Los Angeles Angels Second Basemen and Shortstops
Los Angeles Angels Outfielders
Los Angeles Angels Pitchers
A look back at the Kansas City Royals
Kansas City Royals Catchers and Managers
Kansas City Royals First and Third Basemen and Designated Hitters
Kansas City Royals Second Basemen and Shortstops
Kansas City Royals Outfielders
Kansas City Royals Pitchers
A look back at the Houston Astros
A look back at the Detroit Tigers
A look back at the Colorado Rockies
A look back at the Cleveland Guardians
Cleveland Guardians Catchers and Managers
Cleveland Guardians First and Third Basemen and Designated Hitters
Cleveland Guardians Second Basemen and Shortstops
Cleveland Guardians Outfielders
Cleveland Guardians Pitchers
A look back at the Cincinnati Reds
A look back at the Chicago White Sox
Chicago White Sox Catchers and Managers
Chicago White Sox First and Third Basemen and Designated Hitters
Chicago White Sox Second Basemen and Shortstops
Chicago White Sox Outfielders
Chicago White Sox Pitchers
A look back at the Chicago Cubs
A look back at the Boston Red Sox
A look back at the Baltimore Orioles

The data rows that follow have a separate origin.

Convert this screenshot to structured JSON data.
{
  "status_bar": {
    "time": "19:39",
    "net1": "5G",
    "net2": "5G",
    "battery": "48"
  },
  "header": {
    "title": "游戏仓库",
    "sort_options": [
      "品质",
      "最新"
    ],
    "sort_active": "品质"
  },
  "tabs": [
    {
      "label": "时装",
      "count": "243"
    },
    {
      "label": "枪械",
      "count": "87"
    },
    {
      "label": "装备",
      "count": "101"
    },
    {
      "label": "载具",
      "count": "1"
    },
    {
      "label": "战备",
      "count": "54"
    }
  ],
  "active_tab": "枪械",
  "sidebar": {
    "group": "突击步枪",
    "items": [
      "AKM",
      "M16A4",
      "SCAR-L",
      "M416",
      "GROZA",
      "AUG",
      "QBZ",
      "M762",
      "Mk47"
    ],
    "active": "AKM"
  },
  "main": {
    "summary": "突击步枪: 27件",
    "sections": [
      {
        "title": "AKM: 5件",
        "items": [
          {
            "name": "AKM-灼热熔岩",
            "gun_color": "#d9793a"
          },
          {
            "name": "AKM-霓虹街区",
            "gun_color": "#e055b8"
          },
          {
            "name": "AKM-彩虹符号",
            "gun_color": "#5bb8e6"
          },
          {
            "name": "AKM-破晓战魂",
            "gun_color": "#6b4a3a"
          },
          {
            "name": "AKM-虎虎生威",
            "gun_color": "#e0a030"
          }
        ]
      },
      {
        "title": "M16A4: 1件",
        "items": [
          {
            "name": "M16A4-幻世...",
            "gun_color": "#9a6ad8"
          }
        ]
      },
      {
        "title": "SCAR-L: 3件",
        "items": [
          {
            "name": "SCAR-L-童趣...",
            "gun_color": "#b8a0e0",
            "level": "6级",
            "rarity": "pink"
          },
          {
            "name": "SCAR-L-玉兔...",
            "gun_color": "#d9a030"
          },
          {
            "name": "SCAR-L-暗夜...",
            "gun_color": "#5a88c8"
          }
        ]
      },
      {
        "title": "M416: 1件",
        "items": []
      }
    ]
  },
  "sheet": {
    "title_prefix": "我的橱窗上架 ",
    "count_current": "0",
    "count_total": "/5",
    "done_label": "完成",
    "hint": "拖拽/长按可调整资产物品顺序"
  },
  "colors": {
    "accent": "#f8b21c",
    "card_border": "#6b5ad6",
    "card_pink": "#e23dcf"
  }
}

Baltimore Orioles Catchers and Managers
Baltimore Orioles First and Third Basemen
Baltimore Orioles Second Basemen and Shortstops
Baltimore Orioles Outfielders and Designated Hitters
Baltimore Orioles Pitchers
A look back at the Atlanta Braves
A look back at the Arizona Diamondbacks
Arizona Diamondbacks Catchers and Managers
Arizona Diamondbacks First and Third Basemen
Arizona Diamondbacks Second Basemen and Shortstops
Arizona Diamondbacks Outfielders
Arizona Diamondbacks Pitchers